Donald Cameron, a long-serving optometrist in Edinburgh, has been awarded the 2014 Lifetime Achievement Award by the Association of Optometrists.
Born in Galashiels, Donald Cameron moved to Edinburgh at a young age and went to George Watson’s College. His father was a dispensing optician with shops in Kelso, Dalkeith and Edinburgh.
Donald went to Glasgow Caledonian University to study optometry and started work with Murray McGrath at Randolph Cliff, near Dean Bridge.
The business moved to St Vincent Street in 2004 and changed its name to Cameron Optometry.
During his early years in the profession, Donald developed a keen interest in contact lenses which went on to be his area of specialism. He worked closely with the Princess Alexandra Eye Pavilion in Edinburgh, taking referrals from them for patients requiring specialist contact lenses.

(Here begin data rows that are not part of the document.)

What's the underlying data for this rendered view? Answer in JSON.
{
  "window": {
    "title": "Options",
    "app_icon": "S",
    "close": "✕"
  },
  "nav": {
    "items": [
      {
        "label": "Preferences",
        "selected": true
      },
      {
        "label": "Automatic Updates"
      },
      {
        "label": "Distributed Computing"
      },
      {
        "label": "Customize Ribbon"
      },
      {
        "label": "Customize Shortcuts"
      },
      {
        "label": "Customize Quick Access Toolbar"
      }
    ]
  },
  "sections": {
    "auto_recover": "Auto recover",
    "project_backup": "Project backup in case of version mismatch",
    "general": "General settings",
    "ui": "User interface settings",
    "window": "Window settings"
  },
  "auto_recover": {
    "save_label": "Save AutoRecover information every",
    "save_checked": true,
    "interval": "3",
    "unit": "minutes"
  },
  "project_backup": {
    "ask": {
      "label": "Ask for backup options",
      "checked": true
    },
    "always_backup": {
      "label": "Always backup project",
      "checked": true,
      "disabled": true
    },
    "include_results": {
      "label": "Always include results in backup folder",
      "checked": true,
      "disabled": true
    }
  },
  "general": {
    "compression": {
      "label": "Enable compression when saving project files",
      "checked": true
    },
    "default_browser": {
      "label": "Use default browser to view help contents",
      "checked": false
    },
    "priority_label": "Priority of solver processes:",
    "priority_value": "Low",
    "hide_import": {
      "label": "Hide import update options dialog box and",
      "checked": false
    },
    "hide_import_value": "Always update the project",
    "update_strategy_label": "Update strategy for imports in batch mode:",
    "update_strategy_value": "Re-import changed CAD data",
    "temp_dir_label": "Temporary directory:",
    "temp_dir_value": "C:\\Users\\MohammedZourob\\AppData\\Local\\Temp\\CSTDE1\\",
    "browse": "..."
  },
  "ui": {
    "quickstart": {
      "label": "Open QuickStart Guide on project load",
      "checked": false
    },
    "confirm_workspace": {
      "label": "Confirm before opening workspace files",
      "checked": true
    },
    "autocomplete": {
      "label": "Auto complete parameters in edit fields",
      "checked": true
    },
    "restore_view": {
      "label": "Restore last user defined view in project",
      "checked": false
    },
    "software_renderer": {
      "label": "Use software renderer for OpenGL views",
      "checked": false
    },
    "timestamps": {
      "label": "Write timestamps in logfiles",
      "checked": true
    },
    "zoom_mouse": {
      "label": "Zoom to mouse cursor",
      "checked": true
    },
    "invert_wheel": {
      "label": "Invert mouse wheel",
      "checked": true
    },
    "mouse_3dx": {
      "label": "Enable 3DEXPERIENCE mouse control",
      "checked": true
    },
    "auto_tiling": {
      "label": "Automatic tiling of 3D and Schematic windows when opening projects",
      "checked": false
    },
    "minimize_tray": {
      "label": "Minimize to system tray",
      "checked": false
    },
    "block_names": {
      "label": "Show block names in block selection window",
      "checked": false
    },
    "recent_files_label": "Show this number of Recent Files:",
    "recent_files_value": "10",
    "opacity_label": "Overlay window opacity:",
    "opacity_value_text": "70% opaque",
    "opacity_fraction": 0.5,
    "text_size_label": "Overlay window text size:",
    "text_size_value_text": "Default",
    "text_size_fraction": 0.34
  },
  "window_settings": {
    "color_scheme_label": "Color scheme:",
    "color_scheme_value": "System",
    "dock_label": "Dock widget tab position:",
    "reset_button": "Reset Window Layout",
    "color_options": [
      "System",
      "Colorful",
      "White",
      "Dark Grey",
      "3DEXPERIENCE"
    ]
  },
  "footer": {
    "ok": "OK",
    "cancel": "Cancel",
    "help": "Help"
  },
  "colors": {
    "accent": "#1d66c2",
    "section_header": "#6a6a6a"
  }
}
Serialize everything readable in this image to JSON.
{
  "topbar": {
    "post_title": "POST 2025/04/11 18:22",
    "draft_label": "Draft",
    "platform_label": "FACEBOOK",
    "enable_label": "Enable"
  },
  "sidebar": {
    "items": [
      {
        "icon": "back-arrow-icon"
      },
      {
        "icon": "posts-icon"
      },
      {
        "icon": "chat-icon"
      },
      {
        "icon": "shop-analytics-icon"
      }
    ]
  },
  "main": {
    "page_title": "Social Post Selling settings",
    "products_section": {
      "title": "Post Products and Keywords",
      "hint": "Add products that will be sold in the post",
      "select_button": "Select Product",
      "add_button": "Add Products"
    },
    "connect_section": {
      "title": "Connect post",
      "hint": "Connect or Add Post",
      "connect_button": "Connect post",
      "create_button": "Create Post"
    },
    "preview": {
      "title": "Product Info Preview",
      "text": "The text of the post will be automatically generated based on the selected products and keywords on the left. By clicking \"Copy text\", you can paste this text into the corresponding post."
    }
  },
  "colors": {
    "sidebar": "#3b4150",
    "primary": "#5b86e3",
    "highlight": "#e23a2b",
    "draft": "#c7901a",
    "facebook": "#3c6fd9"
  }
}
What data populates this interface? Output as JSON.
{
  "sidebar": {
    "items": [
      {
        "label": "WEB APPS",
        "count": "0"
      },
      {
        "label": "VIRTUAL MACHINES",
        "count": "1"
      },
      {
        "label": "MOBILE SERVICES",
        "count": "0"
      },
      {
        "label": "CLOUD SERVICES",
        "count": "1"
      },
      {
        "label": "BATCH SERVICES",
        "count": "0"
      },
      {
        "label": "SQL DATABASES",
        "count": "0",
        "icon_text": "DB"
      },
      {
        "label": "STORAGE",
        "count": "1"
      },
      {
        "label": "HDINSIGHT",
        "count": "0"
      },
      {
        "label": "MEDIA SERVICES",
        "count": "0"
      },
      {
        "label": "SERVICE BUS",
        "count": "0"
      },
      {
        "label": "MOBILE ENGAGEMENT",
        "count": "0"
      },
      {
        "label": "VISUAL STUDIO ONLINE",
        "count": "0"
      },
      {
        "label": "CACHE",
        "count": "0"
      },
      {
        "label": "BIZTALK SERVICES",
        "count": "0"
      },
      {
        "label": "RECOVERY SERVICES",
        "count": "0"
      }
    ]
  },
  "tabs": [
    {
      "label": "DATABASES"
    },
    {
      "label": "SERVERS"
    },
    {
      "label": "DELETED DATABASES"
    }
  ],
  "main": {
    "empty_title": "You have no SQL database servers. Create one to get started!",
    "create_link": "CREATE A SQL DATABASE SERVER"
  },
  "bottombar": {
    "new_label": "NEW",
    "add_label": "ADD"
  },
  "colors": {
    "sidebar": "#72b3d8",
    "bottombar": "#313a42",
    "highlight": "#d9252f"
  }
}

Donald was a founding member of Optometry Scotland, which represents the views of the sector to the Scottish Government. The organisation has successfully lobbied on a number of key issues resulting in a world-leading contract for eye examinations in 2006 and Scottish Government funding of £1 million per year for the development of an optometry education programme through NHS Education for Scotland, where he now serves as programme director.
He was also a founding director of Optometric Educators, an organisation that focused on high quality education in the profession.
Donald retired as managing director of Cameron Optometry after a career in the profession spanning more than 35 years,
The company, currently the largest independent optometry and contact lens practice in Scotland, is now run by his son Ian. Last year it was awarded the title of UK Practice of the Year by the Association of Optometrists (AOP).
Donald, now 60, said it was a great honour to receive the AOP Lifetime Achievement Award. He added: “I see it as recognition of not only the work I have done, but also the work of my colleagues and fellow professionals in Scotland.”
Ian Cameron said: “On a personal level, my dad has always been an inspiration and someone I have greatly admired. I’m delighted that through this award his impressive career has been acknowledged. I have learnt a huge amount from him and through the establishment of the NHS Education for Scotland programme, many others will also benefit from his work in education for years to come.”
Donald’s wife died in 2012 and he recently remarried. Between them, he and his new wife have ten grandchildren.
Outside his professional work, Donald is organist and director of music at Charlotte Baptist Chapel in Rose Street.